▶ PROBLEM DESCRIPTION
Lines in the records below that contain the word "upperSum" must each be copied.

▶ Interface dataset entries
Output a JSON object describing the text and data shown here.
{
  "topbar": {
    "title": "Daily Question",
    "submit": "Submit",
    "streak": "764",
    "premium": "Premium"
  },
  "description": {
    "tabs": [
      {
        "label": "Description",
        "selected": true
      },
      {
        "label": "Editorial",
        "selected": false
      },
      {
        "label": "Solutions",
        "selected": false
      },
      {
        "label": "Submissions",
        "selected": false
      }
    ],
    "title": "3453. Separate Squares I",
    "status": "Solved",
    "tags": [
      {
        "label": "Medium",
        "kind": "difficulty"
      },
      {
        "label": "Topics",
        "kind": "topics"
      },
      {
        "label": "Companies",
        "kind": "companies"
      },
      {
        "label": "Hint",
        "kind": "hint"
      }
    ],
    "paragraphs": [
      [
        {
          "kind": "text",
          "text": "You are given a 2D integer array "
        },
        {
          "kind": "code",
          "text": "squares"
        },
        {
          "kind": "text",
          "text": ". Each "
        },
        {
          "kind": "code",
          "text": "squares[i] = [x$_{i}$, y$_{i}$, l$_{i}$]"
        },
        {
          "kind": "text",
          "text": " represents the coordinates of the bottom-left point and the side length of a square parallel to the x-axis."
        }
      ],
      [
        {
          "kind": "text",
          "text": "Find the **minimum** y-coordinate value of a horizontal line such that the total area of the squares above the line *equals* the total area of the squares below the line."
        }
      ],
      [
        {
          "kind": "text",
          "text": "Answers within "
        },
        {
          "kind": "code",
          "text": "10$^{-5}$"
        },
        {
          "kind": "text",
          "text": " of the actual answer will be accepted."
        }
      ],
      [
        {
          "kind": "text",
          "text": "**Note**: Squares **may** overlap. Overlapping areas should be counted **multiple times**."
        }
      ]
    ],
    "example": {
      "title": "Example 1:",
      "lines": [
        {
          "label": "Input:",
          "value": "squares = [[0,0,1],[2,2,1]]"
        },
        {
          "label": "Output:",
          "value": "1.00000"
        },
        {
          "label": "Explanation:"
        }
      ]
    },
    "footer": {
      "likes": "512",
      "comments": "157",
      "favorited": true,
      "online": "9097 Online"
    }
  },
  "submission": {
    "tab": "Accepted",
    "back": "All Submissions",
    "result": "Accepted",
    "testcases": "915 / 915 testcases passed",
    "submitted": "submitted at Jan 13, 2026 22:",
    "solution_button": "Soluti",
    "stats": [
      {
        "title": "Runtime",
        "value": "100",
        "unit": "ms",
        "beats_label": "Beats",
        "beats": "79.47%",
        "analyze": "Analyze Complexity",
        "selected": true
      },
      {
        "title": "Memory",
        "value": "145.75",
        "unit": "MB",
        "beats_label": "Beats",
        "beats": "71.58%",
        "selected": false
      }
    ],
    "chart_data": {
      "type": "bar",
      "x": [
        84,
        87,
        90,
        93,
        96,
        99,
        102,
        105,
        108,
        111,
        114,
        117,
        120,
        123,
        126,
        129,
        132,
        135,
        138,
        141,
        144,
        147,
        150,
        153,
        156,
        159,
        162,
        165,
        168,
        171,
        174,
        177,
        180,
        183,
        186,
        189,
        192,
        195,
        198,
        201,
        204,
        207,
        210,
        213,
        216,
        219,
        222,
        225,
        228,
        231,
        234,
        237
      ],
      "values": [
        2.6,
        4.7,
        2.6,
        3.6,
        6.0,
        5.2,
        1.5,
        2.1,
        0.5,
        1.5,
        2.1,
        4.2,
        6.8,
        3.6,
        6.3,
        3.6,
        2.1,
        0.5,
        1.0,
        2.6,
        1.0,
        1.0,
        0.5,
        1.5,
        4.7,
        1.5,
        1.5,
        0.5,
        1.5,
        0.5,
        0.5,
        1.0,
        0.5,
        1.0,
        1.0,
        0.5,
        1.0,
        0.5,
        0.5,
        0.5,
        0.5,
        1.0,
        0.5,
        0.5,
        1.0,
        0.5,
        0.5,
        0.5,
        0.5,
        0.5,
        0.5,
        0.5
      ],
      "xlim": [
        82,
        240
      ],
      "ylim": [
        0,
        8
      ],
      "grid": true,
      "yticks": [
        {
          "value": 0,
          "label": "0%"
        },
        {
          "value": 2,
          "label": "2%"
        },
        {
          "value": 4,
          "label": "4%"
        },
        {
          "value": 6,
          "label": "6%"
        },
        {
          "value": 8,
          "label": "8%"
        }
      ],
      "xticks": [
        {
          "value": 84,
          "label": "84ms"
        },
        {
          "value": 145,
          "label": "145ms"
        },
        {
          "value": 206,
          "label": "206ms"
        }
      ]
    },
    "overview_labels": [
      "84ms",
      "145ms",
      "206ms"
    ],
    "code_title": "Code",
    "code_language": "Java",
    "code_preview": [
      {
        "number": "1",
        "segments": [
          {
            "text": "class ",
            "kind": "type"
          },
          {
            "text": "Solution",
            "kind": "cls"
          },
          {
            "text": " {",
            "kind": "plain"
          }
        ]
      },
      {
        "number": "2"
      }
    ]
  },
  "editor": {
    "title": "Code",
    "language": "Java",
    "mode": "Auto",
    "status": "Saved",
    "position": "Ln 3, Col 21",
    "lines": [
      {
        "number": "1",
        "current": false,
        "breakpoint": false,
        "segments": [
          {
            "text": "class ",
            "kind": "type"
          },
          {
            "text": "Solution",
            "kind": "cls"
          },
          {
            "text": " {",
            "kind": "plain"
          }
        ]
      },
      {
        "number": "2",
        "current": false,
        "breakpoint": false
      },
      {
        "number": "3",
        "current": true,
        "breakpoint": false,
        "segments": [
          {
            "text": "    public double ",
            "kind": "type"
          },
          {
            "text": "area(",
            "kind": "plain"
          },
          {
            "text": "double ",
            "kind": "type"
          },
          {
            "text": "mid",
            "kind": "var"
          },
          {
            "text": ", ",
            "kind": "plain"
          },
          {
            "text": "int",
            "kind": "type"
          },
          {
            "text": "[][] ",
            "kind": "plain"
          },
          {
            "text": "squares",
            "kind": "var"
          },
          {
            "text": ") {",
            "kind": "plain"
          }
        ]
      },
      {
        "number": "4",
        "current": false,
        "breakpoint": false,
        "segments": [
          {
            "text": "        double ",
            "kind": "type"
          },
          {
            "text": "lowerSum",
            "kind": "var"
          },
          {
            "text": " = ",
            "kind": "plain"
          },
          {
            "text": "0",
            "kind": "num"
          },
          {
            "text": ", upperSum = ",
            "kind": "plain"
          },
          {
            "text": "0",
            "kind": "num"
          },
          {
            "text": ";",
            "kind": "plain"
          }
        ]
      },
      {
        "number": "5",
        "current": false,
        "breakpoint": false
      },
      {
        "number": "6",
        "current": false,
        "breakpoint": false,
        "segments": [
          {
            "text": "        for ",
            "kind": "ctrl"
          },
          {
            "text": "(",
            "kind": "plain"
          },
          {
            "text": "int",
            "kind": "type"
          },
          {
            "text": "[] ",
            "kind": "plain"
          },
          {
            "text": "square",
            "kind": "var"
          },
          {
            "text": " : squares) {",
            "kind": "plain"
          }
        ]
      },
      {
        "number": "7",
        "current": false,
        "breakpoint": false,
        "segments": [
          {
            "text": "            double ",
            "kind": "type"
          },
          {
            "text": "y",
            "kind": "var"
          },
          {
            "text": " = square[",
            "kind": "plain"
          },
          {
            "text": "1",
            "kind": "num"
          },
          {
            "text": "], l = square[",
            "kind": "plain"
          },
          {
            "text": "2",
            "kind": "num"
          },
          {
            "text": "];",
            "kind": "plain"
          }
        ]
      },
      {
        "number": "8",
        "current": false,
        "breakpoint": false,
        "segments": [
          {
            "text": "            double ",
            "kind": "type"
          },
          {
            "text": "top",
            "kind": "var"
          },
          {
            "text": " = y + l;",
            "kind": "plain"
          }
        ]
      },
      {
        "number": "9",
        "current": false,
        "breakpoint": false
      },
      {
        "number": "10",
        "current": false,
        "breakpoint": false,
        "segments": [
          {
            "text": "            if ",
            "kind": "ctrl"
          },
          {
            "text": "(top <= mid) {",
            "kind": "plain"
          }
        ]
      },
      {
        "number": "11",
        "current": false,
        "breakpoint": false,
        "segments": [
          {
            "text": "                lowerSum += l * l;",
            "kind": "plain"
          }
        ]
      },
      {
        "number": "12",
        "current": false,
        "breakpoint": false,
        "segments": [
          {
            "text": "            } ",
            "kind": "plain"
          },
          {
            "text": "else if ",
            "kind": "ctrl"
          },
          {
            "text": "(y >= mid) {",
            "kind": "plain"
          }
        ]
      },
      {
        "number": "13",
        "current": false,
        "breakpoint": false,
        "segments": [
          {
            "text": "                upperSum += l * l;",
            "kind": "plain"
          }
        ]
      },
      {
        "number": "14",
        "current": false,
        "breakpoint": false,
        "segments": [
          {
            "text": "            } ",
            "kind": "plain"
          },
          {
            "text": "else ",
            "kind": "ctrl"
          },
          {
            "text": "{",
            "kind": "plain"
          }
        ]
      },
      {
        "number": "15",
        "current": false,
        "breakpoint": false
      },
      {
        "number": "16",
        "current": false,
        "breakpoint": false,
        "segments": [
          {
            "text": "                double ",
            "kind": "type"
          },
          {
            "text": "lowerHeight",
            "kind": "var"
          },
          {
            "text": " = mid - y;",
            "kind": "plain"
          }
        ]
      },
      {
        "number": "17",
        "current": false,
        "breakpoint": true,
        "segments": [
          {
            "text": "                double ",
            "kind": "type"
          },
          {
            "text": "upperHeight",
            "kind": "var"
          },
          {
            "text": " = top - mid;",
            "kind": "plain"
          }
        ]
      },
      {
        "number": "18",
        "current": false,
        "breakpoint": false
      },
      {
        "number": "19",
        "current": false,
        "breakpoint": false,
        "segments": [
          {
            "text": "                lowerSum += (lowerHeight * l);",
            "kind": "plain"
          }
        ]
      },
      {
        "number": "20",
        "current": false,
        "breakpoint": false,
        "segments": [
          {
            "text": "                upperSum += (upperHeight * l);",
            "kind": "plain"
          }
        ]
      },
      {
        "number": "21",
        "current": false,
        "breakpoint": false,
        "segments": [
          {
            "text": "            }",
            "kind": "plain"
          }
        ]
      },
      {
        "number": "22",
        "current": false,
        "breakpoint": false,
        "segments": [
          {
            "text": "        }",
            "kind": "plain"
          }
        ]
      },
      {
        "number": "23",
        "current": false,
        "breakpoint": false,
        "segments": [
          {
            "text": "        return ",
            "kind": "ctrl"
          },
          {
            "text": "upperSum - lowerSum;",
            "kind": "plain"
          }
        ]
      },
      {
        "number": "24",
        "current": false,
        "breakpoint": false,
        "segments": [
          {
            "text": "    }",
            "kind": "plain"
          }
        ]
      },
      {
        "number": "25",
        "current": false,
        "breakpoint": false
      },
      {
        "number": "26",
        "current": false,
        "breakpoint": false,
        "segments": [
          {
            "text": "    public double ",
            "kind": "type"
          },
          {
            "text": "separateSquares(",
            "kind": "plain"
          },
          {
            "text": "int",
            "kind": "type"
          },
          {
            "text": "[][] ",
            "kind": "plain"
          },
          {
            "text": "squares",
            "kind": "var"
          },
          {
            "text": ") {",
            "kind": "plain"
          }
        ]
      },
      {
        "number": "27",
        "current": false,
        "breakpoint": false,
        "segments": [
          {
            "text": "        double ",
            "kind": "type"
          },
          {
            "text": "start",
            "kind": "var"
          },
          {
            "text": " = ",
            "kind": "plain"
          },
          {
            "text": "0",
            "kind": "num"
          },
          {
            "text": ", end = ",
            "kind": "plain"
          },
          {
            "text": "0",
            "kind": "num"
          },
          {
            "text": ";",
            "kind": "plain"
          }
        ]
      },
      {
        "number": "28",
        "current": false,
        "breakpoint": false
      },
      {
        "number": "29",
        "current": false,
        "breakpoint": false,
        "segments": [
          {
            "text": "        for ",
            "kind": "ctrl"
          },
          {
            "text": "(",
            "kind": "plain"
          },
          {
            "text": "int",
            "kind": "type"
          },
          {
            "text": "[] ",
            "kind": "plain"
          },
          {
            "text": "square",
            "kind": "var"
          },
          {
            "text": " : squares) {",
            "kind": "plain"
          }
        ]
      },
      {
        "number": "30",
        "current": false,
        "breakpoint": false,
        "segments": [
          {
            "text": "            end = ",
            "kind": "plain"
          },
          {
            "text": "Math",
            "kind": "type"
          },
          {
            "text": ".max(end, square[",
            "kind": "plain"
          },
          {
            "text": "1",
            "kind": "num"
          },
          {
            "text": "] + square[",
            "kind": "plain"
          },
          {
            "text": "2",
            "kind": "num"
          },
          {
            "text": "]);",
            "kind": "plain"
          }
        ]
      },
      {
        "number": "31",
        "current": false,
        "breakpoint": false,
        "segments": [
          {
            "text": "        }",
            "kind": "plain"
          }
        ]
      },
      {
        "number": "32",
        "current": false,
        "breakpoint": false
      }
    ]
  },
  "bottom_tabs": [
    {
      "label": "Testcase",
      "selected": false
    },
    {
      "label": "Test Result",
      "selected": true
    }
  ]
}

▶ TASK RESPONSE
            "text": ", upperSum = ",
            "text": "                upperSum += l * l;",
            "text": "                upperSum += (upperHeight * l);",
            "text": "upperSum - lowerSum;",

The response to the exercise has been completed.